§ PROBLEM DESCRIPTION:
The records that follow are to be repeated exactly, with the pictures removed.

§ RAW DATA:
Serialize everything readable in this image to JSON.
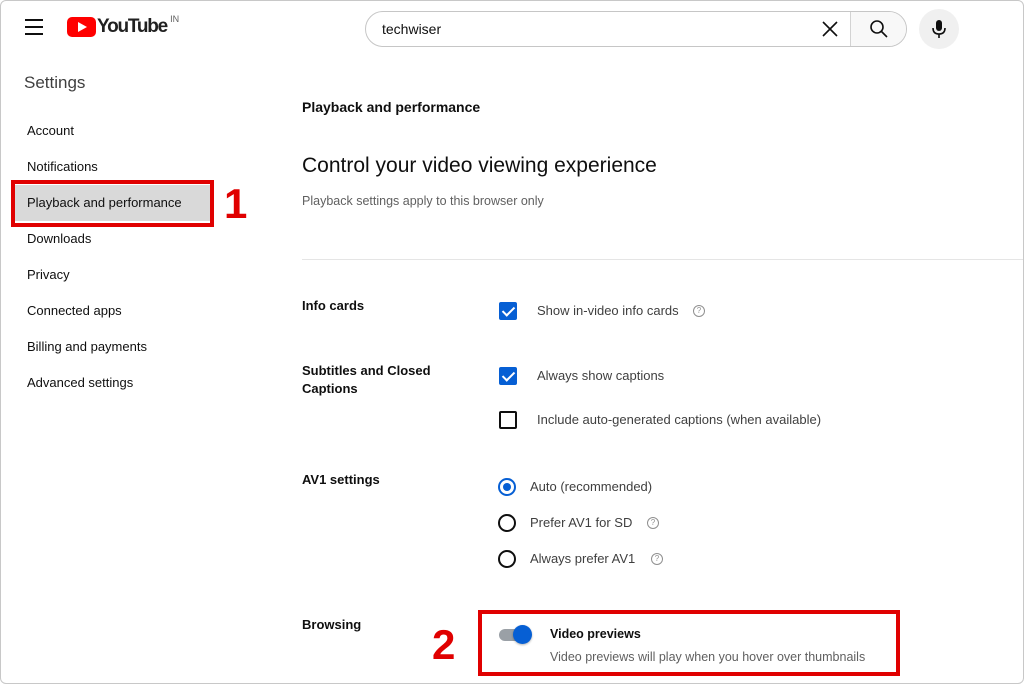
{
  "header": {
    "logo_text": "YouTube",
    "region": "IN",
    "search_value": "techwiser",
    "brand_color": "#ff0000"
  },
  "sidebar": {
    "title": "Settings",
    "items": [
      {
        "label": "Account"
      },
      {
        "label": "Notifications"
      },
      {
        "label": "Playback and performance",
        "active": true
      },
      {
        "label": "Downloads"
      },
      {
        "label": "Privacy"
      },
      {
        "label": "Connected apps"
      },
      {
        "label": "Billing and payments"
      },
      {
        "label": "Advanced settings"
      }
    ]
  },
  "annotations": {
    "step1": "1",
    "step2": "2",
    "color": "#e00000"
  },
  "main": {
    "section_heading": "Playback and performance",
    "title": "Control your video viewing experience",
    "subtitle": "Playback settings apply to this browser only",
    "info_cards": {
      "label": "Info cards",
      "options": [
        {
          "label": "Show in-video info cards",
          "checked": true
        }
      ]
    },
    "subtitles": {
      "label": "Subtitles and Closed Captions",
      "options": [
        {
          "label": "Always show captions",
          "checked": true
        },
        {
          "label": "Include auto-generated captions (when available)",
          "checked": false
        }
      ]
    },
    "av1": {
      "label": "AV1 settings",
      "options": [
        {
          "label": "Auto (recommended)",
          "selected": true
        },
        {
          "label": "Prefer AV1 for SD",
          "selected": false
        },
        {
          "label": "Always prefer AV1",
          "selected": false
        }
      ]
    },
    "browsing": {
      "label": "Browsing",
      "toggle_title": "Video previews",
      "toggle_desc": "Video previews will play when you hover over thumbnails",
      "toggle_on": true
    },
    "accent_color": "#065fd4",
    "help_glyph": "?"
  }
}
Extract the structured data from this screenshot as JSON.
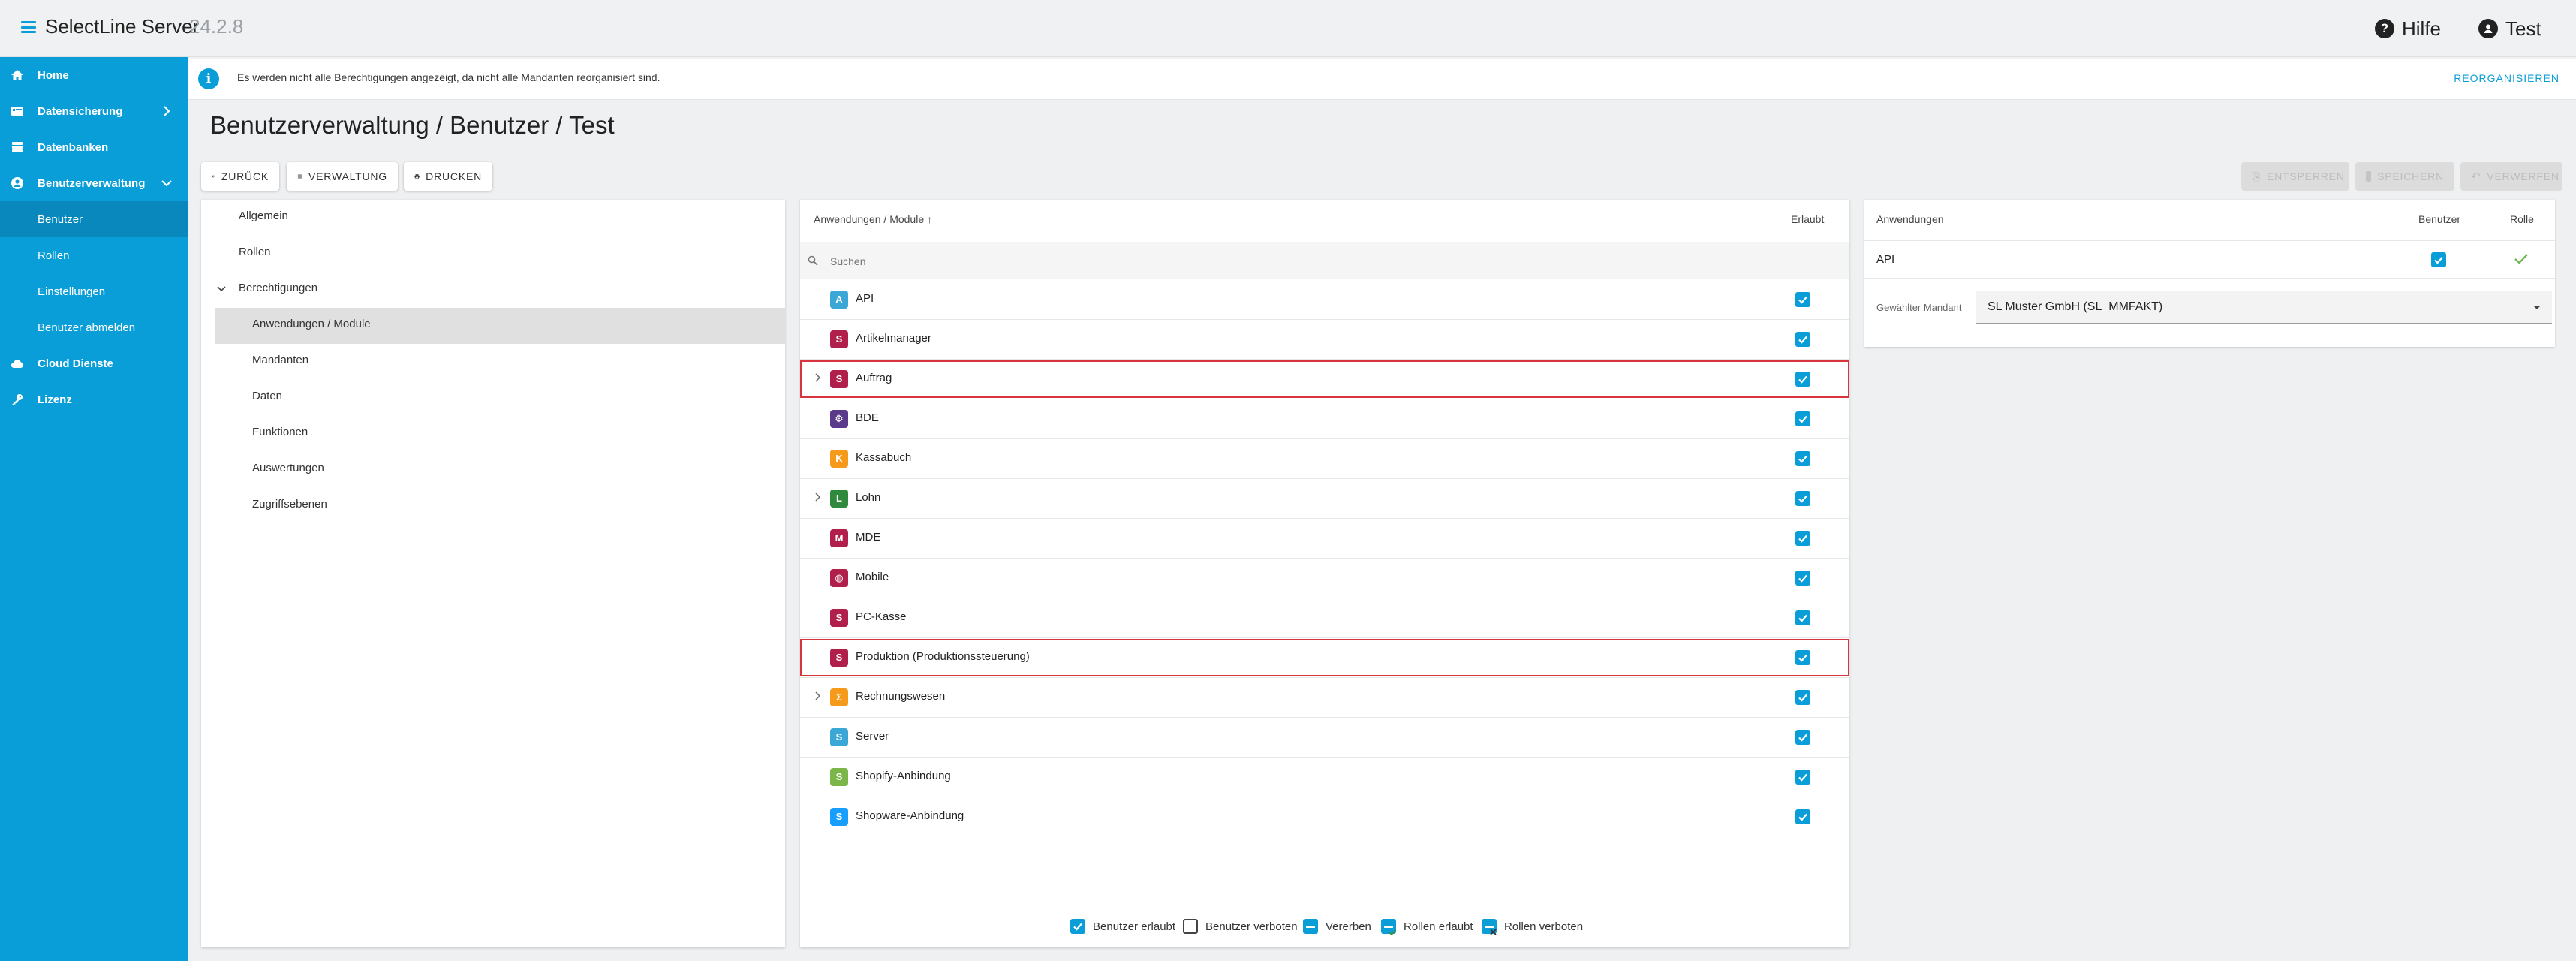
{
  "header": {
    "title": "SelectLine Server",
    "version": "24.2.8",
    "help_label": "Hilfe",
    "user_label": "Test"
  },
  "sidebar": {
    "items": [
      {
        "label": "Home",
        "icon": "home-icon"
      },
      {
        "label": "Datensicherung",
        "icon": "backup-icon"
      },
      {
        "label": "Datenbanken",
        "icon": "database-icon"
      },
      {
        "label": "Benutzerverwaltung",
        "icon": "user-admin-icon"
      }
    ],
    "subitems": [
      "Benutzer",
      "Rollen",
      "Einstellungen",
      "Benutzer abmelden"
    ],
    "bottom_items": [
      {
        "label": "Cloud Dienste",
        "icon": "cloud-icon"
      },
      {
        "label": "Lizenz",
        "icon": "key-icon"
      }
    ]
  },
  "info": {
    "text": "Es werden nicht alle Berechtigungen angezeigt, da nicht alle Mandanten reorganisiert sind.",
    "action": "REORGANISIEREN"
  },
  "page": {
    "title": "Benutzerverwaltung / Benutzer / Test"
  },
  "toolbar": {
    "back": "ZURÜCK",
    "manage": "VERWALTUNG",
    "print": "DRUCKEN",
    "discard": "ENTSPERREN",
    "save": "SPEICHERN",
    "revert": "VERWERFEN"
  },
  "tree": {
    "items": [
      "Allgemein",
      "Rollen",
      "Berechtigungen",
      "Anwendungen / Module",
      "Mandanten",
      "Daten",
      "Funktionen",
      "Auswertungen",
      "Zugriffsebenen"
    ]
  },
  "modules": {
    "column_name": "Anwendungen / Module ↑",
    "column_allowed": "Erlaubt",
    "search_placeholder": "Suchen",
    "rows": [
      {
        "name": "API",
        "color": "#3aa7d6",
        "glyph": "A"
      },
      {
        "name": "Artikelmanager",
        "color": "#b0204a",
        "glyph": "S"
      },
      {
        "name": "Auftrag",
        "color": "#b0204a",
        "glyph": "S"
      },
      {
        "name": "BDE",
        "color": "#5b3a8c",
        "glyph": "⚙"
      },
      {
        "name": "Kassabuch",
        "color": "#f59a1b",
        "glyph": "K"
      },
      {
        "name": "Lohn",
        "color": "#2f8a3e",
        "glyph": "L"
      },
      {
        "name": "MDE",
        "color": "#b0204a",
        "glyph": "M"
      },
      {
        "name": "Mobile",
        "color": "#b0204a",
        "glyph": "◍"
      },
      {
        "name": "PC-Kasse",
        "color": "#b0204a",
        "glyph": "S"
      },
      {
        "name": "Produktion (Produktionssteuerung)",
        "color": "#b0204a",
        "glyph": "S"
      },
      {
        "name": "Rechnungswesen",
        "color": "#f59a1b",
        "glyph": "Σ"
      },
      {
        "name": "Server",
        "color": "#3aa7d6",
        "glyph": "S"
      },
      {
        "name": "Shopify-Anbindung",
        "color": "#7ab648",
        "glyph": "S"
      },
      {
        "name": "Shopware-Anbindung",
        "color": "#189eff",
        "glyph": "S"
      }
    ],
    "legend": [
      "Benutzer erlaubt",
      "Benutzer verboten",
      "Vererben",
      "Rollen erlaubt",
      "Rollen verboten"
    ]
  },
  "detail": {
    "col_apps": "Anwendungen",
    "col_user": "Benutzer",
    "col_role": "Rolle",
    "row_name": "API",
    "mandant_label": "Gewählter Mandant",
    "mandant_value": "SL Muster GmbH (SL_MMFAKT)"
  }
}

§ TASK RESPONSE:
Serialize everything readable in this image to JSON.
{
  "header": {
    "logo_text": "YouTube",
    "region": "IN",
    "search_value": "techwiser",
    "brand_color": "#ff0000"
  },
  "sidebar": {
    "title": "Settings",
    "items": [
      {
        "label": "Account"
      },
      {
        "label": "Notifications"
      },
      {
        "label": "Playback and performance",
        "active": true
      },
      {
        "label": "Downloads"
      },
      {
        "label": "Privacy"
      },
      {
        "label": "Connected apps"
      },
      {
        "label": "Billing and payments"
      },
      {
        "label": "Advanced settings"
      }
    ]
  },
  "annotations": {
    "step1": "1",
    "step2": "2",
    "color": "#e00000"
  },
  "main": {
    "section_heading": "Playback and performance",
    "title": "Control your video viewing experience",
    "subtitle": "Playback settings apply to this browser only",
    "info_cards": {
      "label": "Info cards",
      "options": [
        {
          "label": "Show in-video info cards",
          "checked": true
        }
      ]
    },
    "subtitles": {
      "label": "Subtitles and Closed Captions",
      "options": [
        {
          "label": "Always show captions",
          "checked": true
        },
        {
          "label": "Include auto-generated captions (when available)",
          "checked": false
        }
      ]
    },
    "av1": {
      "label": "AV1 settings",
      "options": [
        {
          "label": "Auto (recommended)",
          "selected": true
        },
        {
          "label": "Prefer AV1 for SD",
          "selected": false
        },
        {
          "label": "Always prefer AV1",
          "selected": false
        }
      ]
    },
    "browsing": {
      "label": "Browsing",
      "toggle_title": "Video previews",
      "toggle_desc": "Video previews will play when you hover over thumbnails",
      "toggle_on": true
    },
    "accent_color": "#065fd4",
    "help_glyph": "?"
  }
}
Extract the structured data from this screenshot as JSON.
{
  "header": {
    "title": "SelectLine Server",
    "version": "24.2.8",
    "help_label": "Hilfe",
    "user_label": "Test"
  },
  "sidebar": {
    "items": [
      {
        "label": "Home",
        "icon": "home-icon"
      },
      {
        "label": "Datensicherung",
        "icon": "backup-icon"
      },
      {
        "label": "Datenbanken",
        "icon": "database-icon"
      },
      {
        "label": "Benutzerverwaltung",
        "icon": "user-admin-icon"
      }
    ],
    "subitems": [
      "Benutzer",
      "Rollen",
      "Einstellungen",
      "Benutzer abmelden"
    ],
    "bottom_items": [
      {
        "label": "Cloud Dienste",
        "icon": "cloud-icon"
      },
      {
        "label": "Lizenz",
        "icon": "key-icon"
      }
    ]
  },
  "info": {
    "text": "Es werden nicht alle Berechtigungen angezeigt, da nicht alle Mandanten reorganisiert sind.",
    "action": "REORGANISIEREN"
  },
  "page": {
    "title": "Benutzerverwaltung / Benutzer / Test"
  },
  "toolbar": {
    "back": "ZURÜCK",
    "manage": "VERWALTUNG",
    "print": "DRUCKEN",
    "discard": "ENTSPERREN",
    "save": "SPEICHERN",
    "revert": "VERWERFEN"
  },
  "tree": {
    "items": [
      "Allgemein",
      "Rollen",
      "Berechtigungen",
      "Anwendungen / Module",
      "Mandanten",
      "Daten",
      "Funktionen",
      "Auswertungen",
      "Zugriffsebenen"
    ]
  },
  "modules": {
    "column_name": "Anwendungen / Module ↑",
    "column_allowed": "Erlaubt",
    "search_placeholder": "Suchen",
    "rows": [
      {
        "name": "API",
        "color": "#3aa7d6",
        "glyph": "A"
      },
      {
        "name": "Artikelmanager",
        "color": "#b0204a",
        "glyph": "S"
      },
      {
        "name": "Auftrag",
        "color": "#b0204a",
        "glyph": "S"
      },
      {
        "name": "BDE",
        "color": "#5b3a8c",
        "glyph": "⚙"
      },
      {
        "name": "Kassabuch",
        "color": "#f59a1b",
        "glyph": "K"
      },
      {
        "name": "Lohn",
        "color": "#2f8a3e",
        "glyph": "L"
      },
      {
        "name": "MDE",
        "color": "#b0204a",
        "glyph": "M"
      },
      {
        "name": "Mobile",
        "color": "#b0204a",
        "glyph": "◍"
      },
      {
        "name": "PC-Kasse",
        "color": "#b0204a",
        "glyph": "S"
      },
      {
        "name": "Produktion (Produktionssteuerung)",
        "color": "#b0204a",
        "glyph": "S"
      },
      {
        "name": "Rechnungswesen",
        "color": "#f59a1b",
        "glyph": "Σ"
      },
      {
        "name": "Server",
        "color": "#3aa7d6",
        "glyph": "S"
      },
      {
        "name": "Shopify-Anbindung",
        "color": "#7ab648",
        "glyph": "S"
      },
      {
        "name": "Shopware-Anbindung",
        "color": "#189eff",
        "glyph": "S"
      }
    ],
    "legend": [
      "Benutzer erlaubt",
      "Benutzer verboten",
      "Vererben",
      "Rollen erlaubt",
      "Rollen verboten"
    ]
  },
  "detail": {
    "col_apps": "Anwendungen",
    "col_user": "Benutzer",
    "col_role": "Rolle",
    "row_name": "API",
    "mandant_label": "Gewählter Mandant",
    "mandant_value": "SL Muster GmbH (SL_MMFAKT)"
  }
}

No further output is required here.